** Opening DATA FOR PROCESSING block **

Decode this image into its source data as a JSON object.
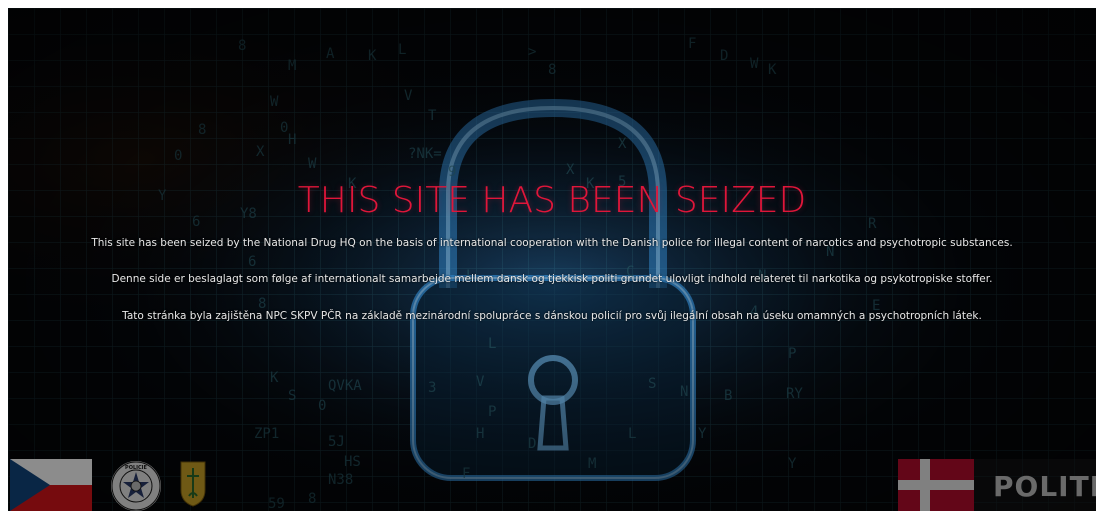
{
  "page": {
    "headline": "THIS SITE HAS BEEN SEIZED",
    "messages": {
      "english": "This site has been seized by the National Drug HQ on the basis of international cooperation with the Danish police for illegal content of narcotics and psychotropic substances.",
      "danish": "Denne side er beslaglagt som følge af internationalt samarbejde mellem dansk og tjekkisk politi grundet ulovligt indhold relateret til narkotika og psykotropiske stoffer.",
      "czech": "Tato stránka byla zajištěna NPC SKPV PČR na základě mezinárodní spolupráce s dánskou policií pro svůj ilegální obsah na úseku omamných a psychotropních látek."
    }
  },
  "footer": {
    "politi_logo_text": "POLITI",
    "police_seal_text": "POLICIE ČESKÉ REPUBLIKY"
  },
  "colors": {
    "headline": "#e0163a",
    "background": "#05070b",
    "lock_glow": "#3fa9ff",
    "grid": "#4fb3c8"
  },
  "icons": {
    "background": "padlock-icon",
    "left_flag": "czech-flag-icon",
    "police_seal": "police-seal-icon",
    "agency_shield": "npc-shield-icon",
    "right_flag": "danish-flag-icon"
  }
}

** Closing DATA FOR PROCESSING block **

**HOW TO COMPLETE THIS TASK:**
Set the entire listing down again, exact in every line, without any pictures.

**ANSWER FOR THE TASK:**
Decode this image into its source data as a JSON object.
{
  "page": {
    "headline": "THIS SITE HAS BEEN SEIZED",
    "messages": {
      "english": "This site has been seized by the National Drug HQ on the basis of international cooperation with the Danish police for illegal content of narcotics and psychotropic substances.",
      "danish": "Denne side er beslaglagt som følge af internationalt samarbejde mellem dansk og tjekkisk politi grundet ulovligt indhold relateret til narkotika og psykotropiske stoffer.",
      "czech": "Tato stránka byla zajištěna NPC SKPV PČR na základě mezinárodní spolupráce s dánskou policií pro svůj ilegální obsah na úseku omamných a psychotropních látek."
    }
  },
  "footer": {
    "politi_logo_text": "POLITI",
    "police_seal_text": "POLICIE ČESKÉ REPUBLIKY"
  },
  "colors": {
    "headline": "#e0163a",
    "background": "#05070b",
    "lock_glow": "#3fa9ff",
    "grid": "#4fb3c8"
  },
  "icons": {
    "background": "padlock-icon",
    "left_flag": "czech-flag-icon",
    "police_seal": "police-seal-icon",
    "agency_shield": "npc-shield-icon",
    "right_flag": "danish-flag-icon"
  }
}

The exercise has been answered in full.